▶ **BRIEF**: Type out the entries again, matching each one exactly.

══ RECORDS FOR THIS EXERCISE ══

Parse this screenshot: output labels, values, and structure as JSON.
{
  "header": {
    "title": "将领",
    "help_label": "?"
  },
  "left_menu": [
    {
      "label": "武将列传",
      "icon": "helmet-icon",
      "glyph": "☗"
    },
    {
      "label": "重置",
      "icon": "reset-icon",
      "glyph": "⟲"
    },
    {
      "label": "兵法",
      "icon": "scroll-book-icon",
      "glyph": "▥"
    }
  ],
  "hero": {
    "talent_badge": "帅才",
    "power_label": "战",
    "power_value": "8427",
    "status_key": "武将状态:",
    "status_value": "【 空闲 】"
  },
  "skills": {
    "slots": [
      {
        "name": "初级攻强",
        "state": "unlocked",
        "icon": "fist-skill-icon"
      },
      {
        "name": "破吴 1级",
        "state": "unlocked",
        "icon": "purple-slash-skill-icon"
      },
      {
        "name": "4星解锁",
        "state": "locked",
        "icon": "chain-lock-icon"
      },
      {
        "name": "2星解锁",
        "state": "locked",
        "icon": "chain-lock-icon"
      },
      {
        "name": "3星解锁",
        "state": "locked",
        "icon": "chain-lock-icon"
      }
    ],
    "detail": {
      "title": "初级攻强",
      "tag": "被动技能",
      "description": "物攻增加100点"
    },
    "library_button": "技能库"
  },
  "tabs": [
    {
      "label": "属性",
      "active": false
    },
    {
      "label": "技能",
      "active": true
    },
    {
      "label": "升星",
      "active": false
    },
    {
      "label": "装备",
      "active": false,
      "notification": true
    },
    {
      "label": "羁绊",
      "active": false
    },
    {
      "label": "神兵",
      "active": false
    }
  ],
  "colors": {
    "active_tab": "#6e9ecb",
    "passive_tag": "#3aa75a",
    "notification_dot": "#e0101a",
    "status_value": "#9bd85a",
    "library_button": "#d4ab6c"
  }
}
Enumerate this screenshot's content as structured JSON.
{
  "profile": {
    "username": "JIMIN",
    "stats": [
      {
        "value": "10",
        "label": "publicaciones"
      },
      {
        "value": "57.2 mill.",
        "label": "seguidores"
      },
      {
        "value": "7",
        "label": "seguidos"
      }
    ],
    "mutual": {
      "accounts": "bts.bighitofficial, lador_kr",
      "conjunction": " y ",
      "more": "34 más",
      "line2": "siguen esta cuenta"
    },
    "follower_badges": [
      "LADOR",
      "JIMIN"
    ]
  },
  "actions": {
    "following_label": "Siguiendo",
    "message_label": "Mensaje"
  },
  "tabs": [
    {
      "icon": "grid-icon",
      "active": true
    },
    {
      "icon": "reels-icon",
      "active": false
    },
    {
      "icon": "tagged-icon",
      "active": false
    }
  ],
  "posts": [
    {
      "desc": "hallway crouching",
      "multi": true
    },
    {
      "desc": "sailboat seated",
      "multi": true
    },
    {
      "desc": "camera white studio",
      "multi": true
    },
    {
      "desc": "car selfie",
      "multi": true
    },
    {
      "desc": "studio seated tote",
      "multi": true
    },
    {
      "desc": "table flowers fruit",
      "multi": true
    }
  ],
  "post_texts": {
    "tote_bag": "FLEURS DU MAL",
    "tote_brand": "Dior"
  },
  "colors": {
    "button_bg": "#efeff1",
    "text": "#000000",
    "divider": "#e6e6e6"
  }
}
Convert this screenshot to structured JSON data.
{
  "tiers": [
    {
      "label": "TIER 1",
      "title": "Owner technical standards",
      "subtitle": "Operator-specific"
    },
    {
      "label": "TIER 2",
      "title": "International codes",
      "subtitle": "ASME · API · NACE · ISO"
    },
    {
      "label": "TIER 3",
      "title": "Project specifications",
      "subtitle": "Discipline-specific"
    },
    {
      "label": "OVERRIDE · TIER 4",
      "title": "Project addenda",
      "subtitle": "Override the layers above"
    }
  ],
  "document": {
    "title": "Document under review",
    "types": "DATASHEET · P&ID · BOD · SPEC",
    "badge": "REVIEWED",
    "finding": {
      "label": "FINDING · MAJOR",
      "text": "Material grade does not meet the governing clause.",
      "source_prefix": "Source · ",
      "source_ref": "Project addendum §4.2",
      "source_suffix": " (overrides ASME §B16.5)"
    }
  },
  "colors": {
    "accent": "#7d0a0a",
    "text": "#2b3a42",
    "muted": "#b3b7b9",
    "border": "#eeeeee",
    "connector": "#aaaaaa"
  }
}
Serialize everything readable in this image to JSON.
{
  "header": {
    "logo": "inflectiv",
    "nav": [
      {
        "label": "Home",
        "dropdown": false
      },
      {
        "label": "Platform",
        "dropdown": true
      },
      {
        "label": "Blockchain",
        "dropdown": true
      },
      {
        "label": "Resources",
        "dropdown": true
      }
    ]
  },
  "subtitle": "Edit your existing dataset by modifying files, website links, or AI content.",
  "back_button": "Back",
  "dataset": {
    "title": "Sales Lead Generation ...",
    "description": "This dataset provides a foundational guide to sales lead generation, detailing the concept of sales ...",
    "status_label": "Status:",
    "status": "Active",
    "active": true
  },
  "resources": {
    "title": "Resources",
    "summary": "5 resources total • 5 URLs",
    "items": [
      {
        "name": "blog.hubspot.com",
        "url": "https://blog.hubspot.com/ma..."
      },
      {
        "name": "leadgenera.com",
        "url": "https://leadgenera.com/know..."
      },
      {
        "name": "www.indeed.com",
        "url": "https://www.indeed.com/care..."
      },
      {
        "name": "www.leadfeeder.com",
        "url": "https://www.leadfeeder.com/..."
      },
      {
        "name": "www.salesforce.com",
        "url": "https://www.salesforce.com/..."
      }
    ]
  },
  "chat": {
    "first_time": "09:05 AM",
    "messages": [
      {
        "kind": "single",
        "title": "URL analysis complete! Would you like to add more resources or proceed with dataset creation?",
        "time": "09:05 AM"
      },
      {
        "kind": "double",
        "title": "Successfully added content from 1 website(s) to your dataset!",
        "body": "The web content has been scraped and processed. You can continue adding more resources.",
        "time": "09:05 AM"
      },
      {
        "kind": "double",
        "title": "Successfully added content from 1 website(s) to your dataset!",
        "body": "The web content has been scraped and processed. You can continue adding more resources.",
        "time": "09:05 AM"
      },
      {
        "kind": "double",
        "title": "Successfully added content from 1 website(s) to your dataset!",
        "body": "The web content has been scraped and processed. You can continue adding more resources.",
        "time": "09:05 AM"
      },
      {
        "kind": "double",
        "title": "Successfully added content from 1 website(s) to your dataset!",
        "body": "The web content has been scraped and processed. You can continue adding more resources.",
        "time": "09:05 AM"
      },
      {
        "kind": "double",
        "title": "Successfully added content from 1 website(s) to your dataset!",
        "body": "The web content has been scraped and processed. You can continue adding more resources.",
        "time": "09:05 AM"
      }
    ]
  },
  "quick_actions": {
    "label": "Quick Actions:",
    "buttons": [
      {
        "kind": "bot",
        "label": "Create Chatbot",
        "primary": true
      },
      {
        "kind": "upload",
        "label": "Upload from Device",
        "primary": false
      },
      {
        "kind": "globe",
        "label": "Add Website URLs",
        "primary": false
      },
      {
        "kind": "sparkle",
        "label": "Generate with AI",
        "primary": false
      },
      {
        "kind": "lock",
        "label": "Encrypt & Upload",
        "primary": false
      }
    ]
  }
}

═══

▶ **RESPONSE**:
Parse this screenshot: output labels, values, and structure as JSON.
{
  "header": {
    "title": "将领",
    "help_label": "?"
  },
  "left_menu": [
    {
      "label": "武将列传",
      "icon": "helmet-icon",
      "glyph": "☗"
    },
    {
      "label": "重置",
      "icon": "reset-icon",
      "glyph": "⟲"
    },
    {
      "label": "兵法",
      "icon": "scroll-book-icon",
      "glyph": "▥"
    }
  ],
  "hero": {
    "talent_badge": "帅才",
    "power_label": "战",
    "power_value": "8427",
    "status_key": "武将状态:",
    "status_value": "【 空闲 】"
  },
  "skills": {
    "slots": [
      {
        "name": "初级攻强",
        "state": "unlocked",
        "icon": "fist-skill-icon"
      },
      {
        "name": "破吴 1级",
        "state": "unlocked",
        "icon": "purple-slash-skill-icon"
      },
      {
        "name": "4星解锁",
        "state": "locked",
        "icon": "chain-lock-icon"
      },
      {
        "name": "2星解锁",
        "state": "locked",
        "icon": "chain-lock-icon"
      },
      {
        "name": "3星解锁",
        "state": "locked",
        "icon": "chain-lock-icon"
      }
    ],
    "detail": {
      "title": "初级攻强",
      "tag": "被动技能",
      "description": "物攻增加100点"
    },
    "library_button": "技能库"
  },
  "tabs": [
    {
      "label": "属性",
      "active": false
    },
    {
      "label": "技能",
      "active": true
    },
    {
      "label": "升星",
      "active": false
    },
    {
      "label": "装备",
      "active": false,
      "notification": true
    },
    {
      "label": "羁绊",
      "active": false
    },
    {
      "label": "神兵",
      "active": false
    }
  ],
  "colors": {
    "active_tab": "#6e9ecb",
    "passive_tag": "#3aa75a",
    "notification_dot": "#e0101a",
    "status_value": "#9bd85a",
    "library_button": "#d4ab6c"
  }
}
Enumerate this screenshot's content as structured JSON.
{
  "profile": {
    "username": "JIMIN",
    "stats": [
      {
        "value": "10",
        "label": "publicaciones"
      },
      {
        "value": "57.2 mill.",
        "label": "seguidores"
      },
      {
        "value": "7",
        "label": "seguidos"
      }
    ],
    "mutual": {
      "accounts": "bts.bighitofficial, lador_kr",
      "conjunction": " y ",
      "more": "34 más",
      "line2": "siguen esta cuenta"
    },
    "follower_badges": [
      "LADOR",
      "JIMIN"
    ]
  },
  "actions": {
    "following_label": "Siguiendo",
    "message_label": "Mensaje"
  },
  "tabs": [
    {
      "icon": "grid-icon",
      "active": true
    },
    {
      "icon": "reels-icon",
      "active": false
    },
    {
      "icon": "tagged-icon",
      "active": false
    }
  ],
  "posts": [
    {
      "desc": "hallway crouching",
      "multi": true
    },
    {
      "desc": "sailboat seated",
      "multi": true
    },
    {
      "desc": "camera white studio",
      "multi": true
    },
    {
      "desc": "car selfie",
      "multi": true
    },
    {
      "desc": "studio seated tote",
      "multi": true
    },
    {
      "desc": "table flowers fruit",
      "multi": true
    }
  ],
  "post_texts": {
    "tote_bag": "FLEURS DU MAL",
    "tote_brand": "Dior"
  },
  "colors": {
    "button_bg": "#efeff1",
    "text": "#000000",
    "divider": "#e6e6e6"
  }
}
Convert this screenshot to structured JSON data.
{
  "tiers": [
    {
      "label": "TIER 1",
      "title": "Owner technical standards",
      "subtitle": "Operator-specific"
    },
    {
      "label": "TIER 2",
      "title": "International codes",
      "subtitle": "ASME · API · NACE · ISO"
    },
    {
      "label": "TIER 3",
      "title": "Project specifications",
      "subtitle": "Discipline-specific"
    },
    {
      "label": "OVERRIDE · TIER 4",
      "title": "Project addenda",
      "subtitle": "Override the layers above"
    }
  ],
  "document": {
    "title": "Document under review",
    "types": "DATASHEET · P&ID · BOD · SPEC",
    "badge": "REVIEWED",
    "finding": {
      "label": "FINDING · MAJOR",
      "text": "Material grade does not meet the governing clause.",
      "source_prefix": "Source · ",
      "source_ref": "Project addendum §4.2",
      "source_suffix": " (overrides ASME §B16.5)"
    }
  },
  "colors": {
    "accent": "#7d0a0a",
    "text": "#2b3a42",
    "muted": "#b3b7b9",
    "border": "#eeeeee",
    "connector": "#aaaaaa"
  }
}
Serialize everything readable in this image to JSON.
{
  "header": {
    "logo": "inflectiv",
    "nav": [
      {
        "label": "Home",
        "dropdown": false
      },
      {
        "label": "Platform",
        "dropdown": true
      },
      {
        "label": "Blockchain",
        "dropdown": true
      },
      {
        "label": "Resources",
        "dropdown": true
      }
    ]
  },
  "subtitle": "Edit your existing dataset by modifying files, website links, or AI content.",
  "back_button": "Back",
  "dataset": {
    "title": "Sales Lead Generation ...",
    "description": "This dataset provides a foundational guide to sales lead generation, detailing the concept of sales ...",
    "status_label": "Status:",
    "status": "Active",
    "active": true
  },
  "resources": {
    "title": "Resources",
    "summary": "5 resources total • 5 URLs",
    "items": [
      {
        "name": "blog.hubspot.com",
        "url": "https://blog.hubspot.com/ma..."
      },
      {
        "name": "leadgenera.com",
        "url": "https://leadgenera.com/know..."
      },
      {
        "name": "www.indeed.com",
        "url": "https://www.indeed.com/care..."
      },
      {
        "name": "www.leadfeeder.com",
        "url": "https://www.leadfeeder.com/..."
      },
      {
        "name": "www.salesforce.com",
        "url": "https://www.salesforce.com/..."
      }
    ]
  },
  "chat": {
    "first_time": "09:05 AM",
    "messages": [
      {
        "kind": "single",
        "title": "URL analysis complete! Would you like to add more resources or proceed with dataset creation?",
        "time": "09:05 AM"
      },
      {
        "kind": "double",
        "title": "Successfully added content from 1 website(s) to your dataset!",
        "body": "The web content has been scraped and processed. You can continue adding more resources.",
        "time": "09:05 AM"
      },
      {
        "kind": "double",
        "title": "Successfully added content from 1 website(s) to your dataset!",
        "body": "The web content has been scraped and processed. You can continue adding more resources.",
        "time": "09:05 AM"
      },
      {
        "kind": "double",
        "title": "Successfully added content from 1 website(s) to your dataset!",
        "body": "The web content has been scraped and processed. You can continue adding more resources.",
        "time": "09:05 AM"
      },
      {
        "kind": "double",
        "title": "Successfully added content from 1 website(s) to your dataset!",
        "body": "The web content has been scraped and processed. You can continue adding more resources.",
        "time": "09:05 AM"
      },
      {
        "kind": "double",
        "title": "Successfully added content from 1 website(s) to your dataset!",
        "body": "The web content has been scraped and processed. You can continue adding more resources.",
        "time": "09:05 AM"
      }
    ]
  },
  "quick_actions": {
    "label": "Quick Actions:",
    "buttons": [
      {
        "kind": "bot",
        "label": "Create Chatbot",
        "primary": true
      },
      {
        "kind": "upload",
        "label": "Upload from Device",
        "primary": false
      },
      {
        "kind": "globe",
        "label": "Add Website URLs",
        "primary": false
      },
      {
        "kind": "sparkle",
        "label": "Generate with AI",
        "primary": false
      },
      {
        "kind": "lock",
        "label": "Encrypt & Upload",
        "primary": false
      }
    ]
  }
}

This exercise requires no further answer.